++++ INPUT FOR THIS TASK ++++
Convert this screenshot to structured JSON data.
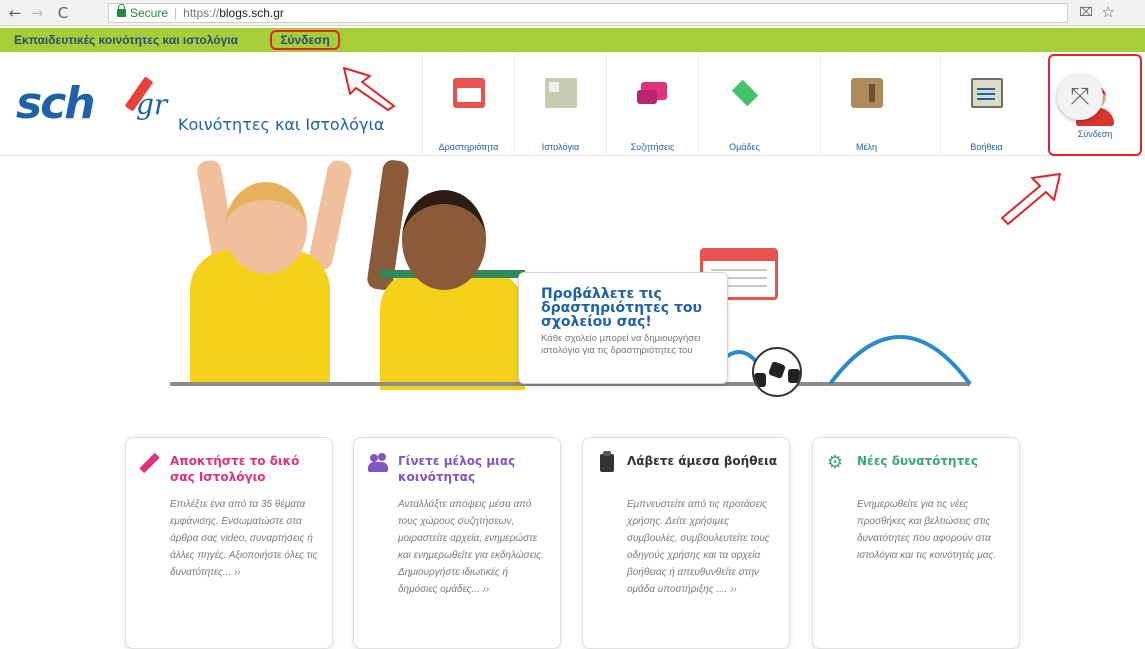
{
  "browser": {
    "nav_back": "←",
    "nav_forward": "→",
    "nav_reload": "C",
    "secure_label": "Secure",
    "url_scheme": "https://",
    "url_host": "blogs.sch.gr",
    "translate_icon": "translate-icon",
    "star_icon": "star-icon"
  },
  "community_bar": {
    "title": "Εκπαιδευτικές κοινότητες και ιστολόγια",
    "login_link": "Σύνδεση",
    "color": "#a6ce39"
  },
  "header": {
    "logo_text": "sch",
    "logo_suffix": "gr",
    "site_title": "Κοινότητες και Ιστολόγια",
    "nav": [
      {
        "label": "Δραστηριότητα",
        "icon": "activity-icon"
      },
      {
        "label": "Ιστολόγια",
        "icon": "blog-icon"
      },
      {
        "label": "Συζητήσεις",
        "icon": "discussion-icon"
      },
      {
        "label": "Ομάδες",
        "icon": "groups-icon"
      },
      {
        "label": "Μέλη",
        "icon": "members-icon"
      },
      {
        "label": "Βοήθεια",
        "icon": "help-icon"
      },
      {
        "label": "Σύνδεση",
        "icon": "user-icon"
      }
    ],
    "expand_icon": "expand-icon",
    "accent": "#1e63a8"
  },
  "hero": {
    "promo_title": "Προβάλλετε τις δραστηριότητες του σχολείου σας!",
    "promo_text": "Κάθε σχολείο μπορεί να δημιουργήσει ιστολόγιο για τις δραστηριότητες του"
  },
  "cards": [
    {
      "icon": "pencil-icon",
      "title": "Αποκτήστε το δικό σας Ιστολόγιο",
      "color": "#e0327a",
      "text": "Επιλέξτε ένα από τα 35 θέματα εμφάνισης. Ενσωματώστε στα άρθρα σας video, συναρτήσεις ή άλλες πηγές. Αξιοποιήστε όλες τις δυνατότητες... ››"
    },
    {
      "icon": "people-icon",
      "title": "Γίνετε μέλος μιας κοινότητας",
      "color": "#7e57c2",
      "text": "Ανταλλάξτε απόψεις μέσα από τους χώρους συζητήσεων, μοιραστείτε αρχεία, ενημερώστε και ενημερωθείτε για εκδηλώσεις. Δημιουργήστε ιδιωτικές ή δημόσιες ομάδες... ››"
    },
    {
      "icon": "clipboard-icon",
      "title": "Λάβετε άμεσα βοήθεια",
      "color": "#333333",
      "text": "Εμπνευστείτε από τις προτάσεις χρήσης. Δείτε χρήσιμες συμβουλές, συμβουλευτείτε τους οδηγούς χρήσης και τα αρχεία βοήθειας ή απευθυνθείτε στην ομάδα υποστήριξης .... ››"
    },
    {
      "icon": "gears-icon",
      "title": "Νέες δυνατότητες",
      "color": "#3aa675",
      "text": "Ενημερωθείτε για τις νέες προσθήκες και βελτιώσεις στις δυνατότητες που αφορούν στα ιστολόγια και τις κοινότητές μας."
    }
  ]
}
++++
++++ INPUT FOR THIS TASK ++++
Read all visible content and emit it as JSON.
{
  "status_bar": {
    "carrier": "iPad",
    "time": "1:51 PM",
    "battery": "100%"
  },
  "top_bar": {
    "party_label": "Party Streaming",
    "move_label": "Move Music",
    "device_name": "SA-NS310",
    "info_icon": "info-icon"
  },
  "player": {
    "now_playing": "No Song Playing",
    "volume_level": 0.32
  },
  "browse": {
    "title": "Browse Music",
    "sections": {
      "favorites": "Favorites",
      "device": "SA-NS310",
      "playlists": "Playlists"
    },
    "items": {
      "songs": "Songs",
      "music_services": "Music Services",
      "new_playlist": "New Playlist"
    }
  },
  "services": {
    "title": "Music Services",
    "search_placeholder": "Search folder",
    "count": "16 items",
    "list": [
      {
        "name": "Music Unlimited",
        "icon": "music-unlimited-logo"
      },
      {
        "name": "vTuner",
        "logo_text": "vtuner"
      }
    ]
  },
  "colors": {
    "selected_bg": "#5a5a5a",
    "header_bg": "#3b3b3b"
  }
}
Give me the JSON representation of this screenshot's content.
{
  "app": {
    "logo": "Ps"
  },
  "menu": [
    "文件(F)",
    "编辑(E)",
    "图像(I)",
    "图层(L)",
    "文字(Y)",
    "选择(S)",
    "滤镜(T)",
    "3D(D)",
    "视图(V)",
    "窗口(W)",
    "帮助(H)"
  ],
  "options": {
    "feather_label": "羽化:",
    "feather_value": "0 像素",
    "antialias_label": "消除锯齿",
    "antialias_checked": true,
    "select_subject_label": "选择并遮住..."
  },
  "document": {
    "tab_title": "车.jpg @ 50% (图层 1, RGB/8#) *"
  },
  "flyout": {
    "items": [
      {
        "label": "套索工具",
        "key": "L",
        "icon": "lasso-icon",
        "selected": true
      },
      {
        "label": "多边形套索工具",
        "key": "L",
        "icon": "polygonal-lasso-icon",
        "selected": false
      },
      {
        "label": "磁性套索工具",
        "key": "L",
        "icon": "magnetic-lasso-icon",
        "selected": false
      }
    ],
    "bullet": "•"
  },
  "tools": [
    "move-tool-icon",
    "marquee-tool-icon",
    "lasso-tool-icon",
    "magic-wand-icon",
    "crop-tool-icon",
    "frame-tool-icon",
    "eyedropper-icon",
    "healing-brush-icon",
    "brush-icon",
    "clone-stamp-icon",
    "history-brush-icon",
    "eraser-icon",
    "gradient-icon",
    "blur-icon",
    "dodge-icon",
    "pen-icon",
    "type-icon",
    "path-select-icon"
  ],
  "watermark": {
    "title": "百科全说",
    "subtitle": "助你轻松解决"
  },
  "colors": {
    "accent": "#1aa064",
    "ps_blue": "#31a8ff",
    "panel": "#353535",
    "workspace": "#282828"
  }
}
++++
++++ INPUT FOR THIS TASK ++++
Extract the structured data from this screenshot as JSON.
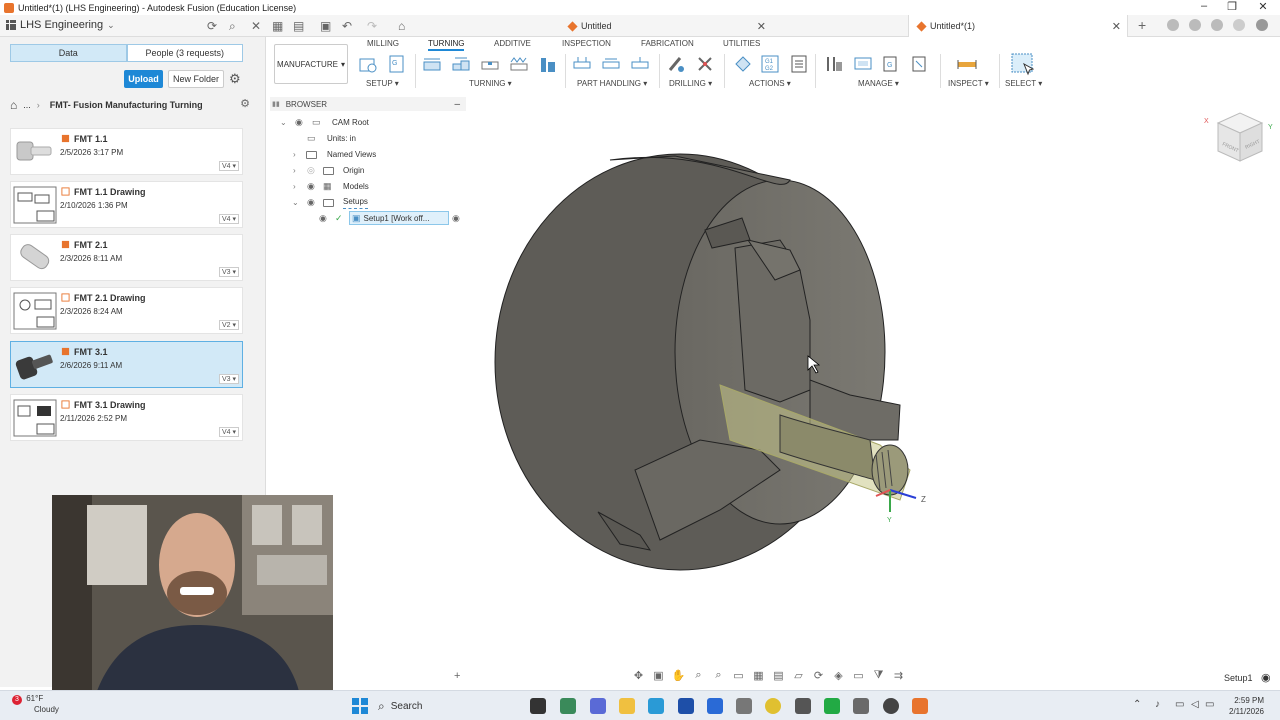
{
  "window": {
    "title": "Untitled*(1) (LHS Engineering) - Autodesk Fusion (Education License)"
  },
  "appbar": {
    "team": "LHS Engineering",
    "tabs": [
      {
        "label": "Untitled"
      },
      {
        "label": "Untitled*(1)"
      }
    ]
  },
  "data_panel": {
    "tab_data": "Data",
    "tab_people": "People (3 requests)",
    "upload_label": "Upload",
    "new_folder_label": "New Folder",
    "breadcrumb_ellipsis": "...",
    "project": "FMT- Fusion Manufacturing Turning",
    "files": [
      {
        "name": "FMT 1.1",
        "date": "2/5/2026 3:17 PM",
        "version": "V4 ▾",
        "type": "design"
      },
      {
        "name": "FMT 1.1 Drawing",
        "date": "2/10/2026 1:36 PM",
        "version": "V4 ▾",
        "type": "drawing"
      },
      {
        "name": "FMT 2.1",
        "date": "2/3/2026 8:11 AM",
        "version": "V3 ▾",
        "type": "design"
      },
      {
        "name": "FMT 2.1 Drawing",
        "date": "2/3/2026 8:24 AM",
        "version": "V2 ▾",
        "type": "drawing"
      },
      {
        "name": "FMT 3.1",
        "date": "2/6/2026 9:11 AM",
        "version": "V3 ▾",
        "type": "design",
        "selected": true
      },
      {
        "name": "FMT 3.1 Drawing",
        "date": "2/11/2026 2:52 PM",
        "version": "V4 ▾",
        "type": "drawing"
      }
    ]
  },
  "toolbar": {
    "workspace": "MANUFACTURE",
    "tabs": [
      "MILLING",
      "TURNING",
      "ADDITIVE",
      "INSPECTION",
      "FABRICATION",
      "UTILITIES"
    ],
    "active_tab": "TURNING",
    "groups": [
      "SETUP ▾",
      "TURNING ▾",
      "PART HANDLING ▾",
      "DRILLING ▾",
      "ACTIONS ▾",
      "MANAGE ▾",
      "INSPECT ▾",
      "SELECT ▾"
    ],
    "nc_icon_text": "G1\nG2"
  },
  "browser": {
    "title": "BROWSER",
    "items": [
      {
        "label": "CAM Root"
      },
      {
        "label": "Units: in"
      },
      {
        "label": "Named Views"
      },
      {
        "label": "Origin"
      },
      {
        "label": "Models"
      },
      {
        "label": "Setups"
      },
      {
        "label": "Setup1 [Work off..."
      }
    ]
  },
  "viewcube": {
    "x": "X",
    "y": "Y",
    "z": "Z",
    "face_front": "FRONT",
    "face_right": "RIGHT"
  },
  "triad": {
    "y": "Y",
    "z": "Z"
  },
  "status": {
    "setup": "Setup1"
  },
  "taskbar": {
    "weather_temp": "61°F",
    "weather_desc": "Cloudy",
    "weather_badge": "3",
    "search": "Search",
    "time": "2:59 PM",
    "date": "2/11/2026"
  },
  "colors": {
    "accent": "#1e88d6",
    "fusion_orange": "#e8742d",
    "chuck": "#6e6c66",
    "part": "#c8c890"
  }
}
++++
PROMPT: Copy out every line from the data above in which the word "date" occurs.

WRITTEN RESPONSE:
        "date": "2/5/2026 3:17 PM",
        "date": "2/10/2026 1:36 PM",
        "date": "2/3/2026 8:11 AM",
        "date": "2/3/2026 8:24 AM",
        "date": "2/6/2026 9:11 AM",
        "date": "2/11/2026 2:52 PM",
    "date": "2/11/2026"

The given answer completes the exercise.